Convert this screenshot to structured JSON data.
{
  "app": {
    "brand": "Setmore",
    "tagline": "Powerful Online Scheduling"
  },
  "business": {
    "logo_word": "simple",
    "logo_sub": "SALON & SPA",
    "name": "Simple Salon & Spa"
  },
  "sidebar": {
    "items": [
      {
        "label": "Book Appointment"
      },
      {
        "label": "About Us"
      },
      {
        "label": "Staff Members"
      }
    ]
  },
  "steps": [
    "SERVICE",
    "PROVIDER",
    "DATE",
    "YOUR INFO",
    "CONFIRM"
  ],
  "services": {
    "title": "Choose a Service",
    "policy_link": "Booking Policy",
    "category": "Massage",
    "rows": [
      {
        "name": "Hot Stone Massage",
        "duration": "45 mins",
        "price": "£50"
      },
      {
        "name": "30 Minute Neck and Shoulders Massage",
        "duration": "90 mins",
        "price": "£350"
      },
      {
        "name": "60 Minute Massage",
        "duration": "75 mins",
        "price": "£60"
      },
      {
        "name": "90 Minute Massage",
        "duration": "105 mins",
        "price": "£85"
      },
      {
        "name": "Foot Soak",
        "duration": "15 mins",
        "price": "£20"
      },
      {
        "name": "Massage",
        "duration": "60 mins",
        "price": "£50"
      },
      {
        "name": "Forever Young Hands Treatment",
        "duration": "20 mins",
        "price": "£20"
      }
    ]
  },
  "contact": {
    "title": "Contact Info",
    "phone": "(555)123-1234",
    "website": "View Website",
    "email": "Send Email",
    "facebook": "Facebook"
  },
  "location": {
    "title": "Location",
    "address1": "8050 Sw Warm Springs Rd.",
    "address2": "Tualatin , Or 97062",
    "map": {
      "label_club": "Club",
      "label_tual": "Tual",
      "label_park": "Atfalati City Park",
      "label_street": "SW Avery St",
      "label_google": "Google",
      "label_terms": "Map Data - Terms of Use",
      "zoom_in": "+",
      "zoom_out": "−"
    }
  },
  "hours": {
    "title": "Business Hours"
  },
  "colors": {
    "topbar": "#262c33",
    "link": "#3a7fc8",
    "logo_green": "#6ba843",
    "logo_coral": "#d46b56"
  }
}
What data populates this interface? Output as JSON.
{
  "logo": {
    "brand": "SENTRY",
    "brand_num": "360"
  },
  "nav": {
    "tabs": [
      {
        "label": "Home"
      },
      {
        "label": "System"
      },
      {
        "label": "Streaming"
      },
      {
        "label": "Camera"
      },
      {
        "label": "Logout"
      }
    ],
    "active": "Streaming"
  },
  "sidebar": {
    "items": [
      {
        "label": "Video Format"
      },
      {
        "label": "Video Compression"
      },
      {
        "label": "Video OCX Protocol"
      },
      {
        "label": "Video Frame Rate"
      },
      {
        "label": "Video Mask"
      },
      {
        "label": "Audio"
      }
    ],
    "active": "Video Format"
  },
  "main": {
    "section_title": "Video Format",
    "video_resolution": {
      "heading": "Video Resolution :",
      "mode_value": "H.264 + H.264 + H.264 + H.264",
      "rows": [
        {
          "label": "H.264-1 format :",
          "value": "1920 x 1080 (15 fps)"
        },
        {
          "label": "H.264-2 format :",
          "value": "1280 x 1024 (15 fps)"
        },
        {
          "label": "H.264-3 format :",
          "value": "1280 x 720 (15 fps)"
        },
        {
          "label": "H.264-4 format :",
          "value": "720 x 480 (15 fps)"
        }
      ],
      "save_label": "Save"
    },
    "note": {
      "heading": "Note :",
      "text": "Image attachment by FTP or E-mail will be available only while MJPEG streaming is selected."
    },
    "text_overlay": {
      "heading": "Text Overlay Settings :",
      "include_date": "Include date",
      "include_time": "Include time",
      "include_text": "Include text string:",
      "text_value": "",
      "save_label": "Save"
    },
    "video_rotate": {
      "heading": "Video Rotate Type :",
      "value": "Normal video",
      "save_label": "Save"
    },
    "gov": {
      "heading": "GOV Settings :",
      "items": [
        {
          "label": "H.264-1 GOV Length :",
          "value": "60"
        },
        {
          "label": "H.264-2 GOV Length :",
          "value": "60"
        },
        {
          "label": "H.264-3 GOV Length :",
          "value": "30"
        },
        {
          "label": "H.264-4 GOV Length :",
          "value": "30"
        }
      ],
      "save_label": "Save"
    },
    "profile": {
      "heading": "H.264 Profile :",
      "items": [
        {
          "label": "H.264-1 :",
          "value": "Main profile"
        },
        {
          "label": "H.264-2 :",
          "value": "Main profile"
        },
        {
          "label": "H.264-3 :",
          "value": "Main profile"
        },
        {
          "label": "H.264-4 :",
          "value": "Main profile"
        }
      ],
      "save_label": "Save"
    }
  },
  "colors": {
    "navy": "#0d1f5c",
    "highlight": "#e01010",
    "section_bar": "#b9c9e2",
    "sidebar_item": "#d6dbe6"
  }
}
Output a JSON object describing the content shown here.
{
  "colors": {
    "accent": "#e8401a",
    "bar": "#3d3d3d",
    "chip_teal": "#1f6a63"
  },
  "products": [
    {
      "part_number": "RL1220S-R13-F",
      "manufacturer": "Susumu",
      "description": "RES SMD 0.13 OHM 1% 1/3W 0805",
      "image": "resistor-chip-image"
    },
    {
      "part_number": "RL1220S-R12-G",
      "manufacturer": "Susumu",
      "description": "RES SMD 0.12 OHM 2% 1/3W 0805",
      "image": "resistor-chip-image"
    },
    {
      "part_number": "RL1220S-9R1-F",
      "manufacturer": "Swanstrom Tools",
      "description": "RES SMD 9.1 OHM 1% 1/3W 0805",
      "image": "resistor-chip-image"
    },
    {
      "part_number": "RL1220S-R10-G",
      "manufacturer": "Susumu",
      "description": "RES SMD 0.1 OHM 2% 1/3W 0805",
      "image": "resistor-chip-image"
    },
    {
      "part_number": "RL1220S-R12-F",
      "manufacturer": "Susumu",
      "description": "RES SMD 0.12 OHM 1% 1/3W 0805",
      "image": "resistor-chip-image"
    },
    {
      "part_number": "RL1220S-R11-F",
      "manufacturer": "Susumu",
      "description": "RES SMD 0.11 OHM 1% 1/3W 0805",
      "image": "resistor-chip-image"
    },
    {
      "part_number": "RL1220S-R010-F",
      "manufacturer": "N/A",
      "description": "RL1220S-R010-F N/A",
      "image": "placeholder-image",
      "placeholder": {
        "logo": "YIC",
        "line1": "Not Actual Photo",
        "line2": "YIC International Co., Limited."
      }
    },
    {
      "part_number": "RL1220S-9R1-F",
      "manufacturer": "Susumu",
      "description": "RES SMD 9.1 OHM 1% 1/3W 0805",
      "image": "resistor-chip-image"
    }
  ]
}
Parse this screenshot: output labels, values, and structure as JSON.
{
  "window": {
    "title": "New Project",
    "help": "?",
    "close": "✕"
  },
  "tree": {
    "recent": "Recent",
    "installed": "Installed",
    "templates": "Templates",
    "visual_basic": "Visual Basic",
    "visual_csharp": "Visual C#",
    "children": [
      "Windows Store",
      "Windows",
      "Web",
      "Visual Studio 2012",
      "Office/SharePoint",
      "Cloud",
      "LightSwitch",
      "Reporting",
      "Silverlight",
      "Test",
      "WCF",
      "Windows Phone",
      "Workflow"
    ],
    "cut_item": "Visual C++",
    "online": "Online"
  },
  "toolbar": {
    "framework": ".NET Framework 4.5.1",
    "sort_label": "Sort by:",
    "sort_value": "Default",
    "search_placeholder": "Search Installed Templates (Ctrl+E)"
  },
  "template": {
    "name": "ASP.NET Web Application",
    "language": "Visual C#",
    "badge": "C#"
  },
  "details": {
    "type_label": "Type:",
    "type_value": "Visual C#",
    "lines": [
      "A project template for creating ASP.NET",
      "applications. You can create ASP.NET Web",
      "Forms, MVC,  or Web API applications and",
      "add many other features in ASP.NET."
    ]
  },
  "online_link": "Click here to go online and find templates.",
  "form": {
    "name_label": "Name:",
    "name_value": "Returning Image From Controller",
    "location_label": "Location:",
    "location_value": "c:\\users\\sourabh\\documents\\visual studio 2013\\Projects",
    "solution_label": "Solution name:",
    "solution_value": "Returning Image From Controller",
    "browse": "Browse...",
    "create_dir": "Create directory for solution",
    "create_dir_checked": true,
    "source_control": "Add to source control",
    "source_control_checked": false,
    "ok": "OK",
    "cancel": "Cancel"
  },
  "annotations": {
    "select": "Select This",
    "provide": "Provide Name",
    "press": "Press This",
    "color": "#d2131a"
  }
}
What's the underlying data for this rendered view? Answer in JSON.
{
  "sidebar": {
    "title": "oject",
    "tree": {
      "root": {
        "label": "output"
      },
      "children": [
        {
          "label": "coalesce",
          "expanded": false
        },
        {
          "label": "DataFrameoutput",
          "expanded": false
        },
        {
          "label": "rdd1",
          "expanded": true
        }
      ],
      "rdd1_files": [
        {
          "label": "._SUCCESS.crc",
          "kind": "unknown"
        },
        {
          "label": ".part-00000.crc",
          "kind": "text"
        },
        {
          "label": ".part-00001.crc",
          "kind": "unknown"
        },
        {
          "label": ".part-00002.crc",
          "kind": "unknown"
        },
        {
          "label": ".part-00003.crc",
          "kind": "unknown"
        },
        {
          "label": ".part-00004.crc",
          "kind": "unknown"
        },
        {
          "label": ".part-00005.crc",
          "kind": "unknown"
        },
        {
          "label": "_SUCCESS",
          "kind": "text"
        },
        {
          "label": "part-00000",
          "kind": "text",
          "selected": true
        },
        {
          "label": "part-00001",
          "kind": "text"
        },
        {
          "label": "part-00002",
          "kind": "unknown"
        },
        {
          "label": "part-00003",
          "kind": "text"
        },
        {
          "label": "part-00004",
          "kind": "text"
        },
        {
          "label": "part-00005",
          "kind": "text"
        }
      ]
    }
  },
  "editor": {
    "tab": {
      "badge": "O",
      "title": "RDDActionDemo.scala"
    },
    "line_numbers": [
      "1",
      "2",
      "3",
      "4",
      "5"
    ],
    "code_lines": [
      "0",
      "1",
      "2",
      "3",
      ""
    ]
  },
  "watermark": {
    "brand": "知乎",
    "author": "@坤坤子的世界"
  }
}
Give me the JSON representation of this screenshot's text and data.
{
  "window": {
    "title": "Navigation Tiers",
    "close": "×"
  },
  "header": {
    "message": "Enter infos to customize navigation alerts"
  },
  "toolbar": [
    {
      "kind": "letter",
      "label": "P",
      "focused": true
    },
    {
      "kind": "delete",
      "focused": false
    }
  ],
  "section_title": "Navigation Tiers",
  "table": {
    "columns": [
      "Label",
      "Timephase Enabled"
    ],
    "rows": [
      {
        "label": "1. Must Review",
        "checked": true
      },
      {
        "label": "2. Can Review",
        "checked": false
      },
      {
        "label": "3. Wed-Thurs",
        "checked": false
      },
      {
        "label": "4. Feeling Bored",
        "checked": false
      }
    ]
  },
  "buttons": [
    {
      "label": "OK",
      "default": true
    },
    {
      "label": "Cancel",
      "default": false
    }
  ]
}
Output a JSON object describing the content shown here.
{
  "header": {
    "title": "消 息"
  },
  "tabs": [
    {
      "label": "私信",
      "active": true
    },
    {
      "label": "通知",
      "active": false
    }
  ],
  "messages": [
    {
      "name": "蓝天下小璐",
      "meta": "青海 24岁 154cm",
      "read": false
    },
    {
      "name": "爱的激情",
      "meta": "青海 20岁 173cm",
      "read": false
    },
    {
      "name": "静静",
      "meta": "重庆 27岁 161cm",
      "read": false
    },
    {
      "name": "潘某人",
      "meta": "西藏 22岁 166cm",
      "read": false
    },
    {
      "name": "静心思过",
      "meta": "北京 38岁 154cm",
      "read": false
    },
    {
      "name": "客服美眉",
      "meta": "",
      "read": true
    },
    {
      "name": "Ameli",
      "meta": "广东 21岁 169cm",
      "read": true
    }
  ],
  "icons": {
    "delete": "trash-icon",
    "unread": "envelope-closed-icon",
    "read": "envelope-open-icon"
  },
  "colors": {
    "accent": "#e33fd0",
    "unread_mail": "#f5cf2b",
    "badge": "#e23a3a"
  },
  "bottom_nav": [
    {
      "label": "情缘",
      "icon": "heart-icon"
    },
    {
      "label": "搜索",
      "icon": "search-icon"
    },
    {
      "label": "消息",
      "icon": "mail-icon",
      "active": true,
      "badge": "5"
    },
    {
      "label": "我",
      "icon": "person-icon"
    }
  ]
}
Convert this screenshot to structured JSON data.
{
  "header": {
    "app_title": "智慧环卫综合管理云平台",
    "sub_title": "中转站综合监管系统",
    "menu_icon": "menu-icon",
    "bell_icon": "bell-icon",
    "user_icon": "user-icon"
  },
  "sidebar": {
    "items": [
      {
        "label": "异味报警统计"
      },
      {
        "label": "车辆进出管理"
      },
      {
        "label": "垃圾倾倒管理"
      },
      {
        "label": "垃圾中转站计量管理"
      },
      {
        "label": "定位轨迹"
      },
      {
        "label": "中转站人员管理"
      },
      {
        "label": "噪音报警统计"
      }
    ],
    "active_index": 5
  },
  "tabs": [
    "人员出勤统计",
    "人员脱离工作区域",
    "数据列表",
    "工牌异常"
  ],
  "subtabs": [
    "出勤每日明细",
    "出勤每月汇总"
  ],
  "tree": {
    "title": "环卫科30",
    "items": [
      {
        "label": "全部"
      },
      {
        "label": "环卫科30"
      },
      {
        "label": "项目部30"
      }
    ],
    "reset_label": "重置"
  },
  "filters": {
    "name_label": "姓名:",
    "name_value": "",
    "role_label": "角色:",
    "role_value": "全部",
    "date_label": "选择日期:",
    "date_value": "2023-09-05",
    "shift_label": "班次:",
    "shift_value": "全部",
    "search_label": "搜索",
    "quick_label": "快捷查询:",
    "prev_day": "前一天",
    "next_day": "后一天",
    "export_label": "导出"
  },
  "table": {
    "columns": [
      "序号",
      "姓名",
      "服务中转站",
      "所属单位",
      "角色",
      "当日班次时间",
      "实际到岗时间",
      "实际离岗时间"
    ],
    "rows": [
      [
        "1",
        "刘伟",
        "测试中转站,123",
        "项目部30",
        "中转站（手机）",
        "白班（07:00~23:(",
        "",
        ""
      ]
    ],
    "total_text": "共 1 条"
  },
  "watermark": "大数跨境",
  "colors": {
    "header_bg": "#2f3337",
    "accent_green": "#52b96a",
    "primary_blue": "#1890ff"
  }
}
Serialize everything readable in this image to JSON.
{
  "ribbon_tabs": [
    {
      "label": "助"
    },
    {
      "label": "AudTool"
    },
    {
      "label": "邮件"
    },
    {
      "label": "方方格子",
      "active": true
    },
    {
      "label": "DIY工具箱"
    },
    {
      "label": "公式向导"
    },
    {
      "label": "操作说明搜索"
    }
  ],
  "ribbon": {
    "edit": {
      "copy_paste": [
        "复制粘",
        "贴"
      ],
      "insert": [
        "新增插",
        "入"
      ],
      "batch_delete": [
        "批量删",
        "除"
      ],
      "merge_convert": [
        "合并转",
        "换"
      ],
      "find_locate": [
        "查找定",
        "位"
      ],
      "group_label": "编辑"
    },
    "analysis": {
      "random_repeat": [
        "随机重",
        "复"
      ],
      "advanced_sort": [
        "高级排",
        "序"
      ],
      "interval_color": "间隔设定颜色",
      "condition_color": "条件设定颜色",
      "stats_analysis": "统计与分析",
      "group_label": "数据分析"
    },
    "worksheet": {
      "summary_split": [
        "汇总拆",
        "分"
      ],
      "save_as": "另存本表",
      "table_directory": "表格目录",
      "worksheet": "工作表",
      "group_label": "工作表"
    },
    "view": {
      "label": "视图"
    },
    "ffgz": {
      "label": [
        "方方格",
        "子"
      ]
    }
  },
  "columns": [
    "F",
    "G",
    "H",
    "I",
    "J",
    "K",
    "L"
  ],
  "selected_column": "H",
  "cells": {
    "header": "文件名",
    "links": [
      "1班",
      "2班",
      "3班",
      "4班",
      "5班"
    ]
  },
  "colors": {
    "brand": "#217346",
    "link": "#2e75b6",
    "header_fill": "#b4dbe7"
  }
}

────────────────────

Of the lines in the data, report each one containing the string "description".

      "description": "RES SMD 0.13 OHM 1% 1/3W 0805",
      "description": "RES SMD 0.12 OHM 2% 1/3W 0805",
      "description": "RES SMD 9.1 OHM 1% 1/3W 0805",
      "description": "RES SMD 0.1 OHM 2% 1/3W 0805",
      "description": "RES SMD 0.12 OHM 1% 1/3W 0805",
      "description": "RES SMD 0.11 OHM 1% 1/3W 0805",
      "description": "RL1220S-R010-F N/A",
      "description": "RES SMD 9.1 OHM 1% 1/3W 0805",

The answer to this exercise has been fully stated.